▸ **Instructions to follow**
Where does the string "appears" appear in the records? Copy each line that holds it.

▸ **Data shown**
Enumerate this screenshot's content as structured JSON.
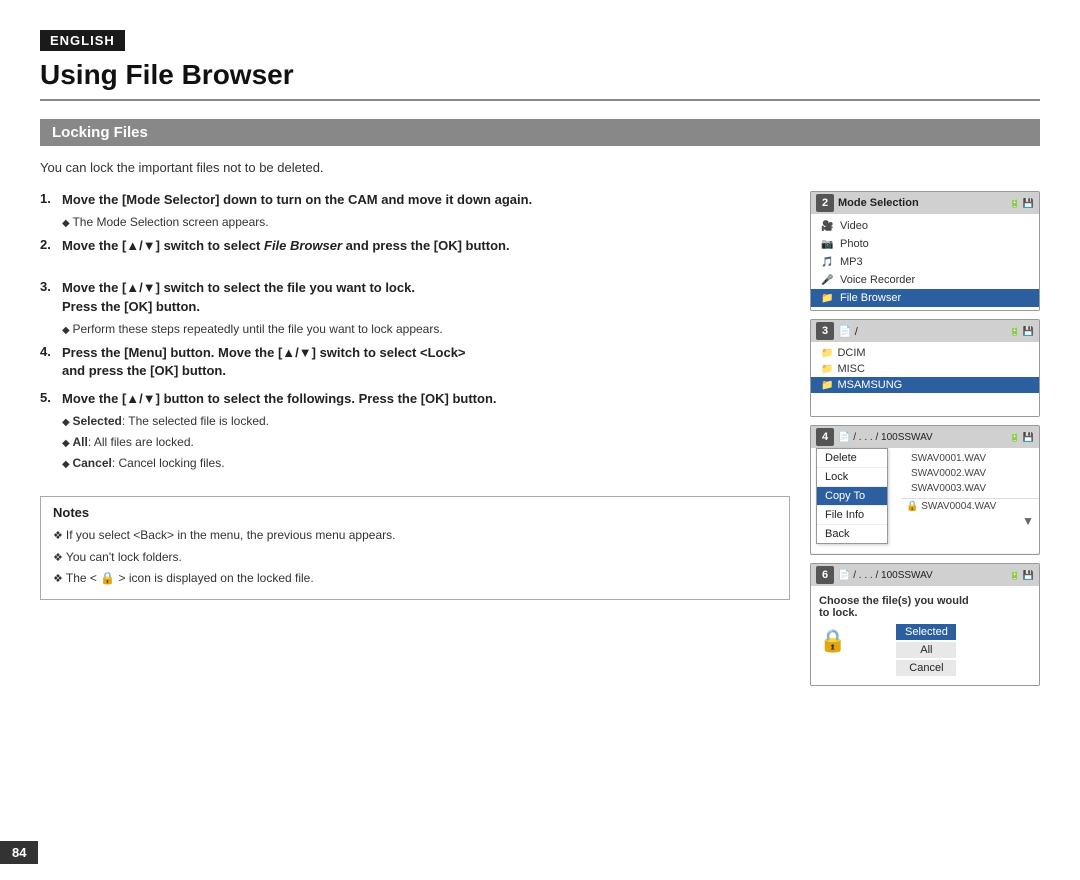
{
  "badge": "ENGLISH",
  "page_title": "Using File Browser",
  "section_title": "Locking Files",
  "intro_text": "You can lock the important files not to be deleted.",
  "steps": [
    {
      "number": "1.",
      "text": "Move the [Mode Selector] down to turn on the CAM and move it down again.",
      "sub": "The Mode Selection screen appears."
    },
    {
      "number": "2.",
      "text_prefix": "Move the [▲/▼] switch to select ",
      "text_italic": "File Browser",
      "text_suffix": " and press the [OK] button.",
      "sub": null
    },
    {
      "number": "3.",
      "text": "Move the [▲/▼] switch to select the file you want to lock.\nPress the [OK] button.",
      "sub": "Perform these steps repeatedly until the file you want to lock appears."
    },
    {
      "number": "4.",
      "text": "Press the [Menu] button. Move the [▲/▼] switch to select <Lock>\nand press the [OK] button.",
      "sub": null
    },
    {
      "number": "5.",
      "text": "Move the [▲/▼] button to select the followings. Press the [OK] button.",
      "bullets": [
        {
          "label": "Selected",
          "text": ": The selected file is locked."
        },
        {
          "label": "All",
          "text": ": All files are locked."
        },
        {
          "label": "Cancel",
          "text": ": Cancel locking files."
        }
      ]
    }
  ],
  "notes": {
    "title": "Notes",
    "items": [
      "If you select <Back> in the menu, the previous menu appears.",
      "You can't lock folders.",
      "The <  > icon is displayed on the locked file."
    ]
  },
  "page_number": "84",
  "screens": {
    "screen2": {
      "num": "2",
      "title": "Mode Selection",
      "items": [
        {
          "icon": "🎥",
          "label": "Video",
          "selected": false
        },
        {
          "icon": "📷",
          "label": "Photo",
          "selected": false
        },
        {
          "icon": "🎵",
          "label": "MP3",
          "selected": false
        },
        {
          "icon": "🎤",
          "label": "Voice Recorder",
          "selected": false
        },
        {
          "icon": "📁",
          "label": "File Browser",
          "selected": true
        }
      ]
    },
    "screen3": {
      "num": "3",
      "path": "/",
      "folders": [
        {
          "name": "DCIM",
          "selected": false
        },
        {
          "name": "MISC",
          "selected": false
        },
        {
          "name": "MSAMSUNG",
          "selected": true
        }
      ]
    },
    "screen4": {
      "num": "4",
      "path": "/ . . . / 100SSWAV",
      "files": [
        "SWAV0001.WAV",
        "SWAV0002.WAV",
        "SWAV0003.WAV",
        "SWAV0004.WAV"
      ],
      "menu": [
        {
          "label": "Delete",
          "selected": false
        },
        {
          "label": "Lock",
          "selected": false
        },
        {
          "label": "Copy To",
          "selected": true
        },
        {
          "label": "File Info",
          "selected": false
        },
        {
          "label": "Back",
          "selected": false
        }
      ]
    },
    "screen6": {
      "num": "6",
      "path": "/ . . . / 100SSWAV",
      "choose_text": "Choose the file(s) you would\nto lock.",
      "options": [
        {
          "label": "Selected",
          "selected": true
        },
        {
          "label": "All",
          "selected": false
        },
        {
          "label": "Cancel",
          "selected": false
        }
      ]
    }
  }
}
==
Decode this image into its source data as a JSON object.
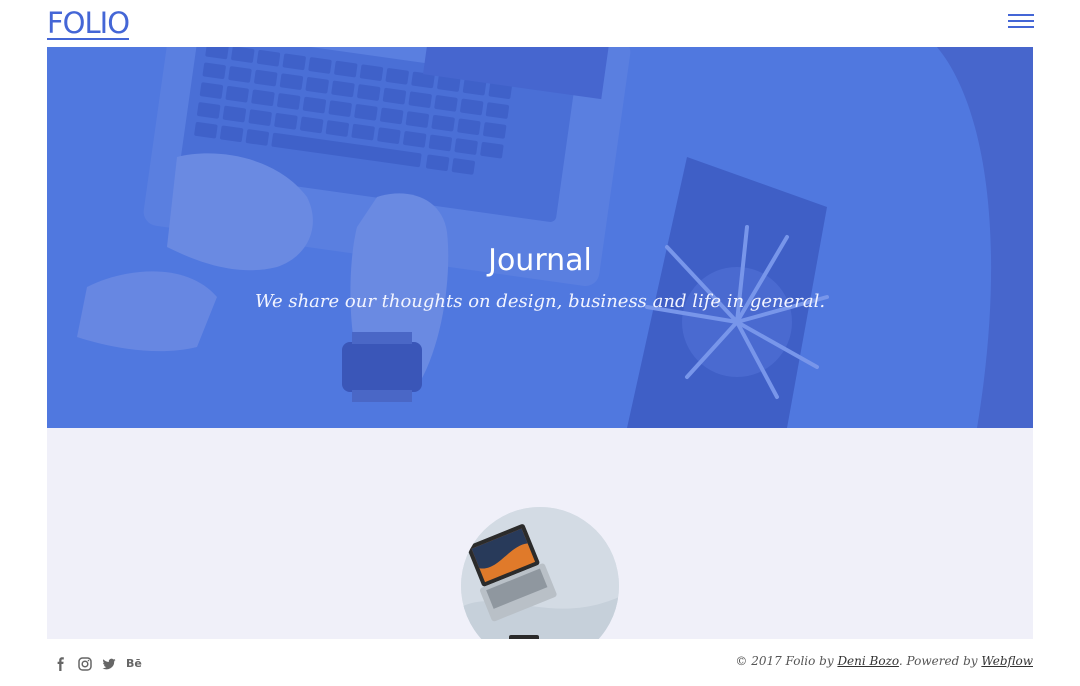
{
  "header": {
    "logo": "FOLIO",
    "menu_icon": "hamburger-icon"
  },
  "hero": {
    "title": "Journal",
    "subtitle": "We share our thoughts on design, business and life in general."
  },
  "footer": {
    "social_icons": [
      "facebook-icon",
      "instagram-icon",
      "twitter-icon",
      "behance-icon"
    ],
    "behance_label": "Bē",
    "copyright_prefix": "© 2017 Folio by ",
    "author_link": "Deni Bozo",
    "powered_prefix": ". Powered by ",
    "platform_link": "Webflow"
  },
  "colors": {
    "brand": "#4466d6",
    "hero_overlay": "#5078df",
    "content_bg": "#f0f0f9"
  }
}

▸ **Solution to the problem**
      "sub": "The Mode Selection screen appears."
      "sub": "Perform these steps repeatedly until the file you want to lock appears."
      "If you select <Back> in the menu, the previous menu appears.",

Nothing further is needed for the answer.